Divorced Israeli fathers have filed multiple multi-million dollar lawsuits in the United States against funds including the International Fellowship of Christians and Jews and the New Israel Fund (NIF), as well as Israeli Welfare Minister Moshe Cachlon and Minister of Justice Yaakov Ne'eman, and several women's organizations. More fathers are expected to join the existing lawsuits in the coming weeks.
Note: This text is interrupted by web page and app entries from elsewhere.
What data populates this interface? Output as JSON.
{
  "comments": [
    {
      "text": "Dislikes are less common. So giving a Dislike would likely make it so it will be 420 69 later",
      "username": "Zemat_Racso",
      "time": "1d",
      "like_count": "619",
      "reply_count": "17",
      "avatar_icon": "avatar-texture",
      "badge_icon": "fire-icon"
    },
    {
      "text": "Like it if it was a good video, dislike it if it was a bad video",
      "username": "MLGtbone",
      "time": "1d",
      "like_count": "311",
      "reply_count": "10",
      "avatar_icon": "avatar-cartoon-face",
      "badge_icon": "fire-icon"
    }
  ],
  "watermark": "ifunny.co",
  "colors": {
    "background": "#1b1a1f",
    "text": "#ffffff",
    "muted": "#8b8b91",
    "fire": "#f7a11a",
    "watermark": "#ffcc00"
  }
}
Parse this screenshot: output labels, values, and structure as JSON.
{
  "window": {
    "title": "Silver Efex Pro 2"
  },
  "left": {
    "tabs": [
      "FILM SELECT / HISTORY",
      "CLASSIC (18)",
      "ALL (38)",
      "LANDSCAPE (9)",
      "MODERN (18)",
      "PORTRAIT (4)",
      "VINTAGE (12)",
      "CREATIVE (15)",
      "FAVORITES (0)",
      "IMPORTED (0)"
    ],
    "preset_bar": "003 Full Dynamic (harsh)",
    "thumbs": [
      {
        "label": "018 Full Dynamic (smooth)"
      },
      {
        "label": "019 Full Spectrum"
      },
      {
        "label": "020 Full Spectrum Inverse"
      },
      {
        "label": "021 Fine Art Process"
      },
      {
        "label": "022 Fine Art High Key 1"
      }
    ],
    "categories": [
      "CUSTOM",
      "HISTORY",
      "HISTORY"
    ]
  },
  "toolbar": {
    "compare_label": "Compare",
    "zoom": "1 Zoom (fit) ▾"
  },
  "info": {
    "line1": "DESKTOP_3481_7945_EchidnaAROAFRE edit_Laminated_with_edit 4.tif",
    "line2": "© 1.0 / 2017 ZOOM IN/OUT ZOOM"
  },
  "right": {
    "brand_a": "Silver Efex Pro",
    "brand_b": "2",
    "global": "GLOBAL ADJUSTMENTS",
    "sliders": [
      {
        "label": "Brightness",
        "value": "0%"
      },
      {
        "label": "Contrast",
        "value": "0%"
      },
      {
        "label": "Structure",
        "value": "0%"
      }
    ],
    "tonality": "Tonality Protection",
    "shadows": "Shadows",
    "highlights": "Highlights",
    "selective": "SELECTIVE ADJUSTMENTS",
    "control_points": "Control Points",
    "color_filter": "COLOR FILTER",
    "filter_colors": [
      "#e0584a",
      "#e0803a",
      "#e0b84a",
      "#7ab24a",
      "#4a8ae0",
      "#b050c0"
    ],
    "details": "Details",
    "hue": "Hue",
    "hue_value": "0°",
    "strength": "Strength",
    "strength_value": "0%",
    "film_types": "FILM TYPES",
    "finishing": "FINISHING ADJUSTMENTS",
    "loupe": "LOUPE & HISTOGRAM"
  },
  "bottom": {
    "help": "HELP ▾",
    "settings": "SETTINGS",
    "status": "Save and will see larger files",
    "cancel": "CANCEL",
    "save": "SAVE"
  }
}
A lawsuit based on the Alien Tort Claims Act was filed in the Federal Court in Newark, New Jersey by an Israeli father, Sharon Ben-Haim, and two dual Israeli-U.S. citizens, Likud Central Committee member Gamliel Elmalem and Sol Havivi. The lawsuit's defendants include Supreme Court Judge Edna Arbel, Rabbi Daniel Edri of the Haifa District Rabbinical Court, and three top welfare officers – Simona Steinmetz, Batya Artman and Niva Milner.
The lawsuit seeks over $26 million from each defendant, “for gross violations of human rights and torture arising out of an institutionalized discriminatory policy of disengaging and separating fathers from their minor children."
A U.S. court has found that Ben-Haim's ex-wife kidnapped their two year-old daughter from the U.S. to Israel. When New Jersey Superior Court Judge Bonnie Mizdol ruled that the daughter must be returned to the U.S., the Israeli Supreme Court, in a panel headed by Judge Arbel, chose to ignore her ruling. Judge Mizdol determined that the Supreme Court of Israel acted in contravention of the Hague Convention and refused, in turn, to accept its decision. She again ordered that the girl be returned to the U.S., but Israeli authorities are not complying with her decision.
Regarding the ICFJ, the lawsuit states that its president, Rabbi Yechiel Eckstein, has been misleading his donors, most of whom are devout Christians who believe in the unity of the family, by transferring money to bodies in Israel that encourage divorce and "single parent" households.
The IFCJ, NIF and the German Konrad Adenauer Stiftung (KAS) are blamed for supporting institutions and organizations which allegedly "spread gender propaganda, encourage hatred between the sexes, foment discord between men and women and increase the maltreatment of divorced fathers and their forced separation from their children."
The plaintiffs say that Israel discriminates against fathers by forcing 20%-25% children of divorce to see their fathers in supervised "visitation centers" for one hour a week – a rate of supervised visitation that is more than 10 times higher than in the United States. Child support payments in Israel are four times higher on average than in the U.S., they claim, compared to earnings.
Two additional $20M lawsuits against bodies that donate to Israeli women's organizations were filed by David Weisskopf, an American living in Israel, who was completely cut off from seeing his small children by the welfare system for several months before being forced into a supervised visitation center for over a year.
The IFCJ responded thus to our inquiry: "Four years ago the Fellowship gave a gift of $375,000 to a number of organizations to build playgrounds for children in 52 day care centers in Israel. One of those groups was Na'amat. Recently we received notice of the lawsuit against a who's who in Israel listing us as well. The matter is being handled by attorneys."
Attempts to receive the reactions of the NIF and the KAS were unsuccessful.